Israeli authorities filed a claim for 1.8 million NIS (more than $500,000) with a court on July 26 for the expense of destroying the structures and evicting the residents of al-'Araqib village as many as 28 times over the past year, reports Amnesty International. The most recent eviction took place on July 25.

The villagers claim that the settlement is within the limits of their ancestral land, but the authorities accuse residents of illegally encroaching "unrecognized" property.

"This lawsuit beggars belief - the Israeli authorities cannot reasonably expect the Bedouin villagers to fund the repeated destruction of their own homes and livelihoods," said Philip Luther, Amnesty International's Deputy Middle East and North Africa Director.

The recent demolition of al-'Araqib occurred as a community festival and children's summer camp organized by the residents were progressing. Israeli authorities entered the village with at least 20 vehicles and a bulldozer to demolish makeshift structures, reports Amnesty International quoting local NGOs.

The Israeli authorities are planning to turn the land into forest and have struck a deal with the Jewish National Fund, a semi-governmental organization which has already started landscaping the surrounding land.

Earlier eviction attempts by the administration had reportedly ended in violence and hospitalization of the residents. In July 2010, more than 1,000 police officers entered the village and destroyed as many as 46 homes and other structures, including animal pens, water tanks and olive trees. In February 2010, bulldozers and around 40 riot police forced people into the village cemetery, in an attempt to terrorize them, and subjected them to sponge-tipped bullets and tear gas. Three women and two children were hospitalized after the incident.

Villagers from al-'Araqib tell their story:

 

 

Al-'Araqib's Bedouin residents claim their ancestors have owned the land since Ottoman rule, before Israel was established, says Amnesty.

In the early 1950s, the Israeli authorities tricked the residents into leaving the land temporarily saying that the land was needed for military training and promising that they would be allowed to return within six months.

The residents complied with this military order but they were not allowed to return. Instead, various government agencies transferred ownership of the lands to the state.

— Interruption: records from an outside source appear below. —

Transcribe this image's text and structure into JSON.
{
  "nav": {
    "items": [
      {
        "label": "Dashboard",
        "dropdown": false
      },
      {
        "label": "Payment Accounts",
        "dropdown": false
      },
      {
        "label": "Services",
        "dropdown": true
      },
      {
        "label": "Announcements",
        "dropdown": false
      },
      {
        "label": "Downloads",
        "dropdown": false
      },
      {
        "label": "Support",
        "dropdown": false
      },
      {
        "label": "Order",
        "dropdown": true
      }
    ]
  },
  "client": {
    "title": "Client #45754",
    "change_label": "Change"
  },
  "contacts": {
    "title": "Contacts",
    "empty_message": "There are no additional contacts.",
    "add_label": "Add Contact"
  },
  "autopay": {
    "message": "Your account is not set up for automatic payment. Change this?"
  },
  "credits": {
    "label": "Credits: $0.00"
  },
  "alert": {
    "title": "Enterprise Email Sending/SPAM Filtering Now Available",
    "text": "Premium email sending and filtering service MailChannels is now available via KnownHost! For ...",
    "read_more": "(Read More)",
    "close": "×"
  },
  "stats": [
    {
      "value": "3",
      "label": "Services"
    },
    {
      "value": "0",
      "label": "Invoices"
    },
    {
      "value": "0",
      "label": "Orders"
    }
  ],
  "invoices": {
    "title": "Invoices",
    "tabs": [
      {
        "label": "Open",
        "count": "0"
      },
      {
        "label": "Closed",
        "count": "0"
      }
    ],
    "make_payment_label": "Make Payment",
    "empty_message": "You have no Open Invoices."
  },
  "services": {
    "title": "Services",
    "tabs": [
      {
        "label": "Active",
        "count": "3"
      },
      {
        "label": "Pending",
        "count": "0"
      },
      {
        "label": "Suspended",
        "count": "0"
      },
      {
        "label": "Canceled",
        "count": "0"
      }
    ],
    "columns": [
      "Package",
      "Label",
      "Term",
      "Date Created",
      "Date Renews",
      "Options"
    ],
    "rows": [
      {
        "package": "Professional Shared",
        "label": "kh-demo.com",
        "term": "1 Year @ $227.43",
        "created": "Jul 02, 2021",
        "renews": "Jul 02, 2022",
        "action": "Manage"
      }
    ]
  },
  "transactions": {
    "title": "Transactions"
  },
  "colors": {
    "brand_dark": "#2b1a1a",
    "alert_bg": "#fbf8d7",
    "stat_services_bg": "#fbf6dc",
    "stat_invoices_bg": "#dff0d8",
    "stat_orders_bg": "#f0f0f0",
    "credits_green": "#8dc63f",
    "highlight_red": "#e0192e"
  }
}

Only when the families returned in the 1990s, it became clear that Israeli authorities had plans to build a forest on the village. Residents filed fresh land ownership claims in Israeli courts, some of which are still pending.